[Items from a dataset]
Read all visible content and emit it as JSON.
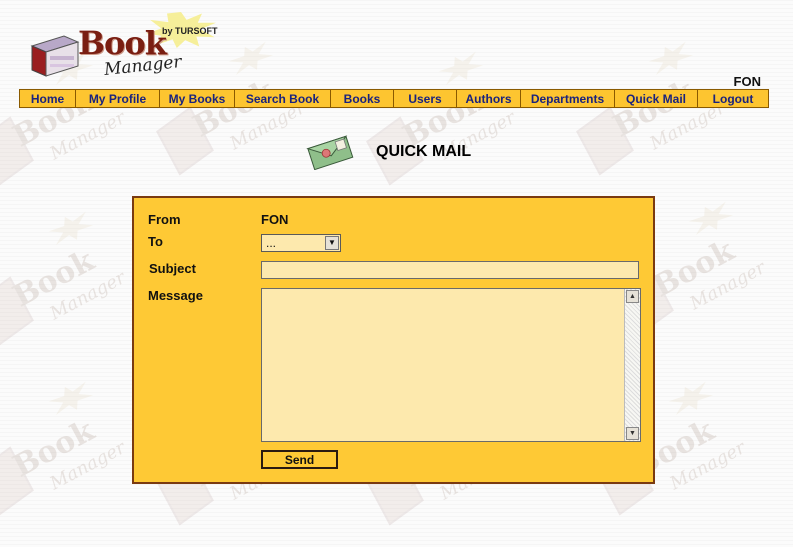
{
  "logo": {
    "word": "Book",
    "subword": "Manager",
    "by": "by TURSOFT"
  },
  "header": {
    "user_name": "FON"
  },
  "nav": {
    "items": [
      {
        "label": "Home"
      },
      {
        "label": "My Profile"
      },
      {
        "label": "My Books"
      },
      {
        "label": "Search Book"
      },
      {
        "label": "Books"
      },
      {
        "label": "Users"
      },
      {
        "label": "Authors"
      },
      {
        "label": "Departments"
      },
      {
        "label": "Quick Mail"
      },
      {
        "label": "Logout"
      }
    ]
  },
  "page": {
    "title": "QUICK MAIL",
    "title_icon": "envelope-icon"
  },
  "form": {
    "from_label": "From",
    "from_value": "FON",
    "to_label": "To",
    "to_selected": "...",
    "subject_label": "Subject",
    "subject_value": "",
    "message_label": "Message",
    "message_value": "",
    "send_label": "Send"
  },
  "colors": {
    "panel_bg": "#fec935",
    "panel_border": "#7a3a10",
    "nav_bg": "#fdc530",
    "nav_text": "#1a237e",
    "input_bg": "#fde9ad",
    "logo_brand": "#7a1e12"
  }
}
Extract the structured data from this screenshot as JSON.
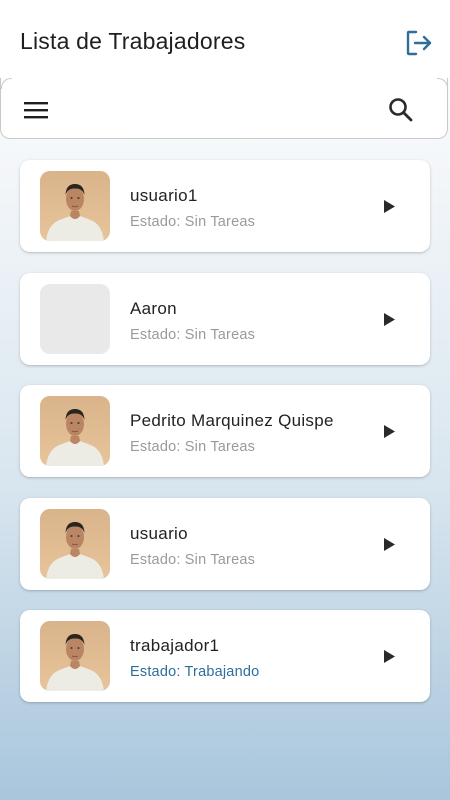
{
  "app": {
    "title": "Lista de Trabajadores"
  },
  "icons": {
    "logout": "logout-icon",
    "menu": "menu-icon",
    "search": "search-icon",
    "play": "play-arrow-icon",
    "avatar_placeholder": "avatar-placeholder"
  },
  "colors": {
    "accent": "#2f6e99",
    "status_default": "#9a9a9a",
    "status_active": "#2f6e99"
  },
  "workers": [
    {
      "name": "usuario1",
      "status": "Estado: Sin Tareas",
      "has_photo": true,
      "active": false
    },
    {
      "name": "Aaron",
      "status": "Estado: Sin Tareas",
      "has_photo": false,
      "active": false
    },
    {
      "name": "Pedrito Marquinez Quispe",
      "status": "Estado: Sin Tareas",
      "has_photo": true,
      "active": false
    },
    {
      "name": "usuario",
      "status": "Estado: Sin Tareas",
      "has_photo": true,
      "active": false
    },
    {
      "name": "trabajador1",
      "status": "Estado: Trabajando",
      "has_photo": true,
      "active": true
    }
  ]
}
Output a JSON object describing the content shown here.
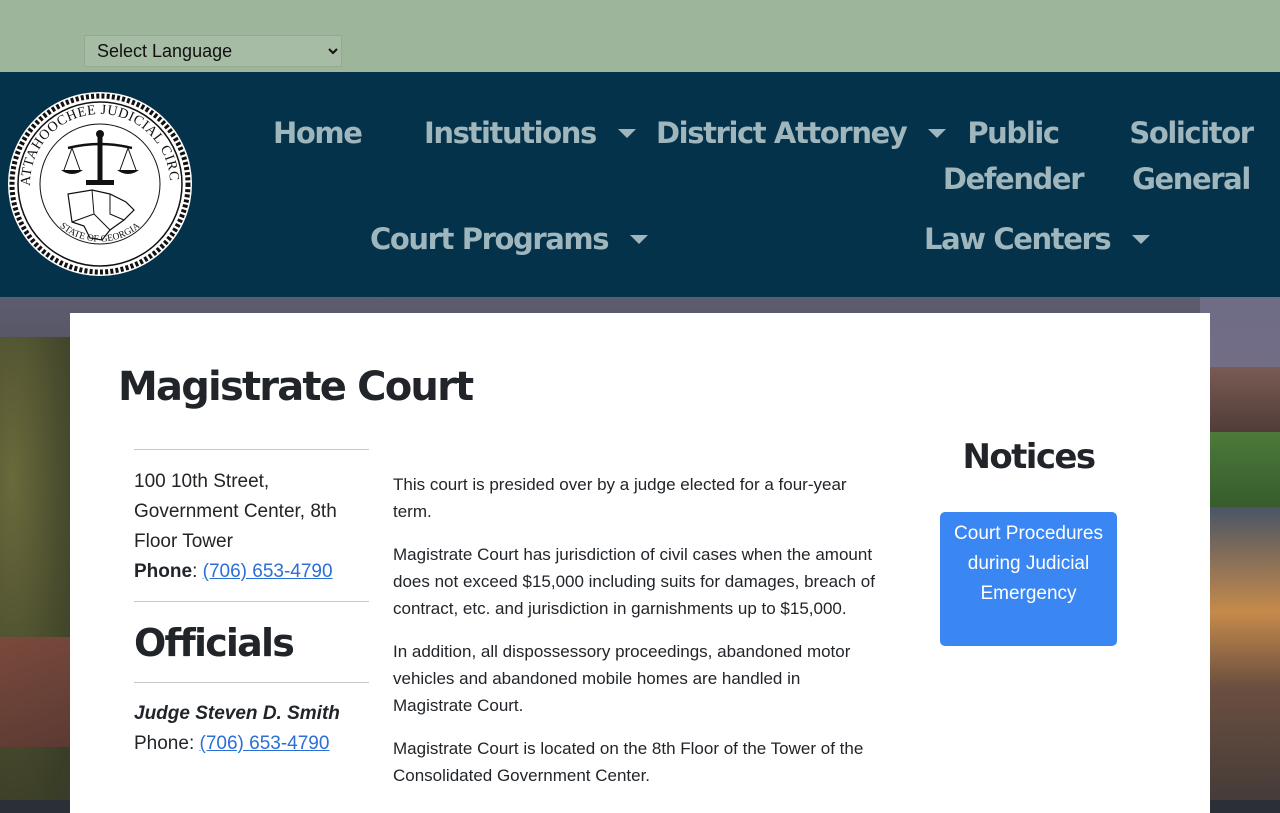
{
  "language_select": {
    "selected": "Select Language"
  },
  "colors": {
    "topbar": "#9db59b",
    "nav": "#05324b",
    "nav_text": "#9fb6bd",
    "accent": "#3a86f2",
    "link": "#2b6fd6"
  },
  "seal": {
    "ring_text": "CHATTAHOOCHEE JUDICIAL CIRCUIT",
    "bottom_text": "STATE OF GEORGIA"
  },
  "nav": {
    "home": "Home",
    "institutions": "Institutions",
    "district_attorney": "District Attorney",
    "public_defender_1": "Public",
    "public_defender_2": "Defender",
    "solicitor_general_1": "Solicitor",
    "solicitor_general_2": "General",
    "court_programs": "Court Programs",
    "law_centers": "Law Centers"
  },
  "page": {
    "title": "Magistrate Court"
  },
  "sidebar": {
    "address_line1": "100 10th Street,",
    "address_line2": "Government Center, 8th",
    "address_line3": "Floor Tower",
    "phone_label": "Phone",
    "phone": "(706) 653-4790",
    "officials_heading": "Officials",
    "judge_name": "Judge Steven D. Smith",
    "judge_phone_label": "Phone:",
    "judge_phone": "(706) 653-4790"
  },
  "main": {
    "p1": "This court is presided over by a judge elected for a four-year term.",
    "p2": "Magistrate Court has jurisdiction of civil cases when the amount does not exceed $15,000 including suits for damages, breach of contract, etc. and jurisdiction in garnishments up to $15,000.",
    "p3": "In addition, all dispossessory proceedings, abandoned motor vehicles and abandoned mobile homes are handled in Magistrate Court.",
    "p4": "Magistrate Court is located on the 8th Floor of the Tower of the Consolidated Government Center."
  },
  "notices": {
    "heading": "Notices",
    "button": "Court Procedures during Judicial Emergency"
  }
}
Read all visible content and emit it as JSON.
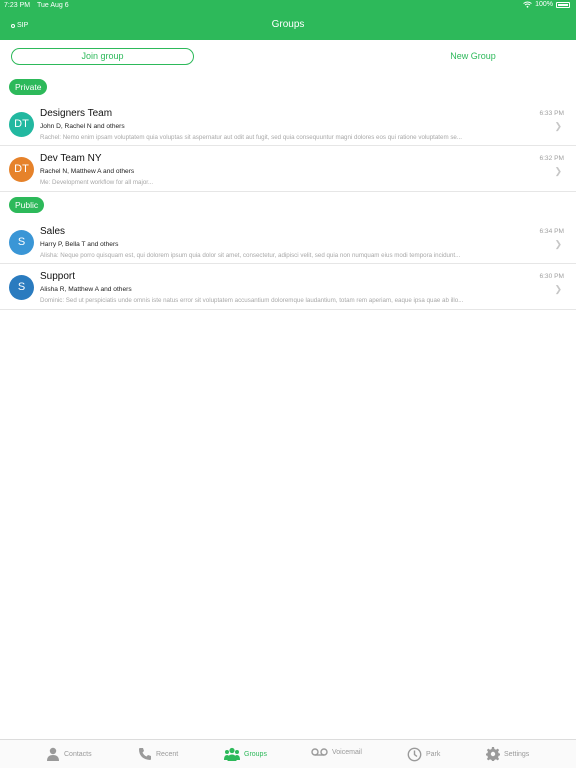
{
  "status": {
    "time": "7:23 PM",
    "date": "Tue Aug 6",
    "battery": "100%"
  },
  "header": {
    "sip": "SIP",
    "title": "Groups"
  },
  "actions": {
    "join_label": "Join group",
    "new_label": "New Group"
  },
  "sections": {
    "private": "Private",
    "public": "Public"
  },
  "groups": [
    {
      "initials": "DT",
      "name": "Designers Team",
      "members": "John D, Rachel N and others",
      "preview": "Rachel: Nemo enim ipsam voluptatem quia voluptas sit aspernatur aut odit aut fugit, sed quia consequuntur magni dolores eos qui ratione voluptatem se...",
      "time": "6:33 PM",
      "color": "#22b8a0"
    },
    {
      "initials": "DT",
      "name": "Dev Team NY",
      "members": "Rachel N, Matthew A and others",
      "preview": "Me: Development workflow for all major...",
      "time": "6:32 PM",
      "color": "#e6822a"
    },
    {
      "initials": "S",
      "name": "Sales",
      "members": "Harry P, Bella T and others",
      "preview": "Alisha: Neque porro quisquam est, qui dolorem ipsum quia dolor sit amet, consectetur, adipisci velit, sed quia non numquam eius modi tempora incidunt...",
      "time": "6:34 PM",
      "color": "#3a96d6"
    },
    {
      "initials": "S",
      "name": "Support",
      "members": "Alisha R, Matthew A and others",
      "preview": "Dominic: Sed ut perspiciatis unde omnis iste natus error sit voluptatem accusantium doloremque laudantium, totam rem aperiam, eaque ipsa quae ab illo...",
      "time": "6:30 PM",
      "color": "#2a7bbf"
    }
  ],
  "tabs": {
    "contacts": "Contacts",
    "recent": "Recent",
    "groups": "Groups",
    "voicemail": "Voicemail",
    "park": "Park",
    "settings": "Settings"
  },
  "colors": {
    "accent": "#2db95a",
    "muted": "#9a9a9a"
  }
}
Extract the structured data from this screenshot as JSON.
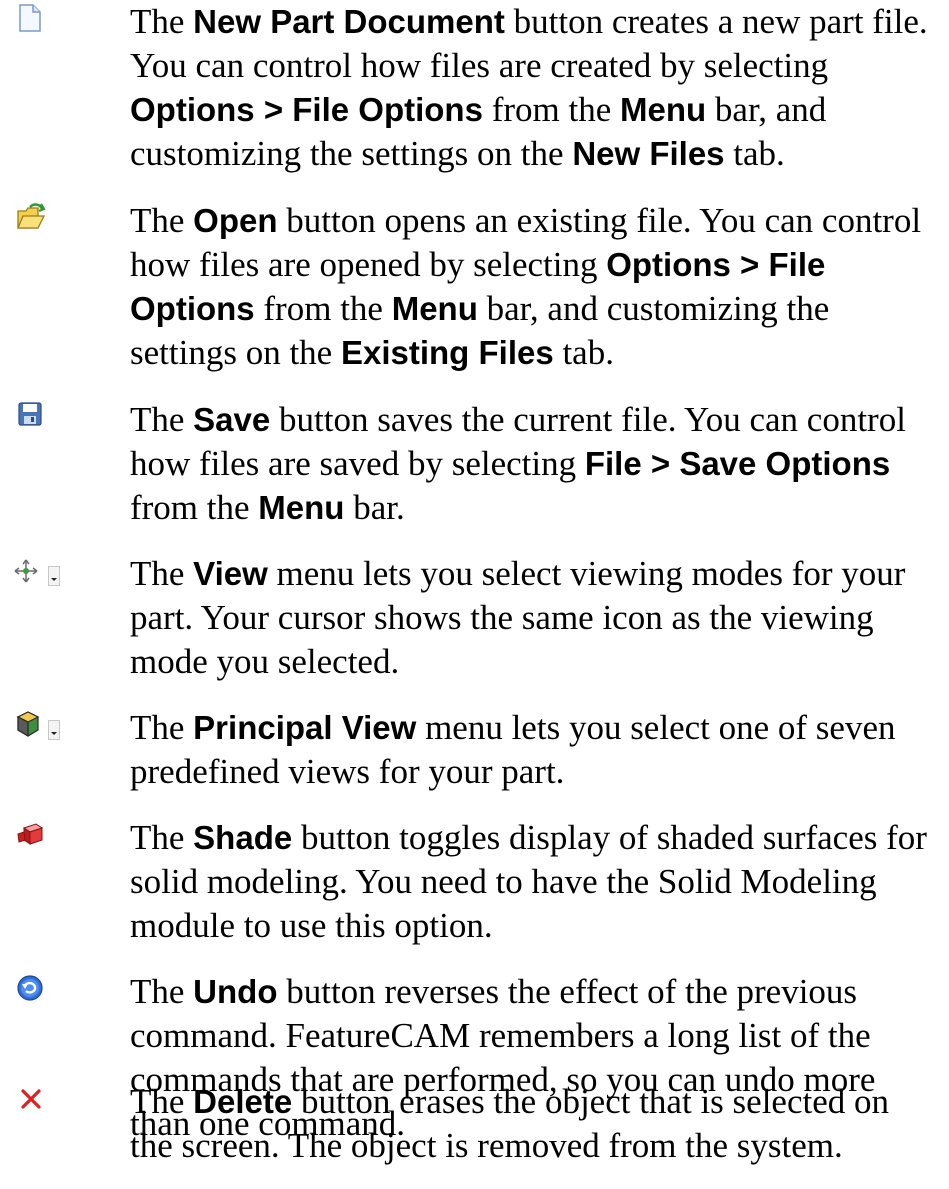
{
  "entries": [
    {
      "icon": "new-document-icon",
      "parts": [
        {
          "t": "The ",
          "b": false
        },
        {
          "t": "New Part Document",
          "b": true
        },
        {
          "t": " button creates a new part file. You can control how files are created by selecting ",
          "b": false
        },
        {
          "t": "Options > File Options",
          "b": true
        },
        {
          "t": " from the ",
          "b": false
        },
        {
          "t": "Menu",
          "b": true
        },
        {
          "t": " bar, and customizing the settings on the ",
          "b": false
        },
        {
          "t": "New Files",
          "b": true
        },
        {
          "t": " tab.",
          "b": false
        }
      ]
    },
    {
      "icon": "open-folder-icon",
      "parts": [
        {
          "t": "The ",
          "b": false
        },
        {
          "t": "Open",
          "b": true
        },
        {
          "t": " button opens an existing file. You can control how files are opened by selecting ",
          "b": false
        },
        {
          "t": "Options > File Options",
          "b": true
        },
        {
          "t": " from the ",
          "b": false
        },
        {
          "t": "Menu",
          "b": true
        },
        {
          "t": " bar, and customizing the settings on the ",
          "b": false
        },
        {
          "t": "Existing Files",
          "b": true
        },
        {
          "t": " tab.",
          "b": false
        }
      ]
    },
    {
      "icon": "save-disk-icon",
      "parts": [
        {
          "t": "The ",
          "b": false
        },
        {
          "t": "Save",
          "b": true
        },
        {
          "t": " button saves the current file. You can control how files are saved by selecting ",
          "b": false
        },
        {
          "t": "File > Save Options",
          "b": true
        },
        {
          "t": " from the ",
          "b": false
        },
        {
          "t": "Menu",
          "b": true
        },
        {
          "t": " bar.",
          "b": false
        }
      ]
    },
    {
      "icon": "view-mode-icon",
      "parts": [
        {
          "t": "The ",
          "b": false
        },
        {
          "t": "View",
          "b": true
        },
        {
          "t": " menu lets you select viewing modes for your part. Your cursor shows the same icon as the viewing mode you selected.",
          "b": false
        }
      ]
    },
    {
      "icon": "principal-view-icon",
      "parts": [
        {
          "t": "The ",
          "b": false
        },
        {
          "t": "Principal View",
          "b": true
        },
        {
          "t": " menu lets you select one of seven predefined views for your part.",
          "b": false
        }
      ]
    },
    {
      "icon": "shade-icon",
      "parts": [
        {
          "t": "The ",
          "b": false
        },
        {
          "t": "Shade",
          "b": true
        },
        {
          "t": " button toggles display of shaded surfaces for solid modeling. You need to have the Solid Modeling module to use this option.",
          "b": false
        }
      ]
    },
    {
      "icon": "undo-icon",
      "parts": [
        {
          "t": "The ",
          "b": false
        },
        {
          "t": "Undo",
          "b": true
        },
        {
          "t": " button reverses the effect of the previous command. FeatureCAM remembers a long list of the commands that are performed, so you can undo more than one command.",
          "b": false
        }
      ]
    },
    {
      "icon": "delete-x-icon",
      "parts": [
        {
          "t": "The ",
          "b": false
        },
        {
          "t": "Delete",
          "b": true
        },
        {
          "t": " button erases the object that is selected on the screen. The object is removed from the system.",
          "b": false
        }
      ]
    }
  ]
}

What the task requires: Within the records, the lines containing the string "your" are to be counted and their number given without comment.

Answer box: 2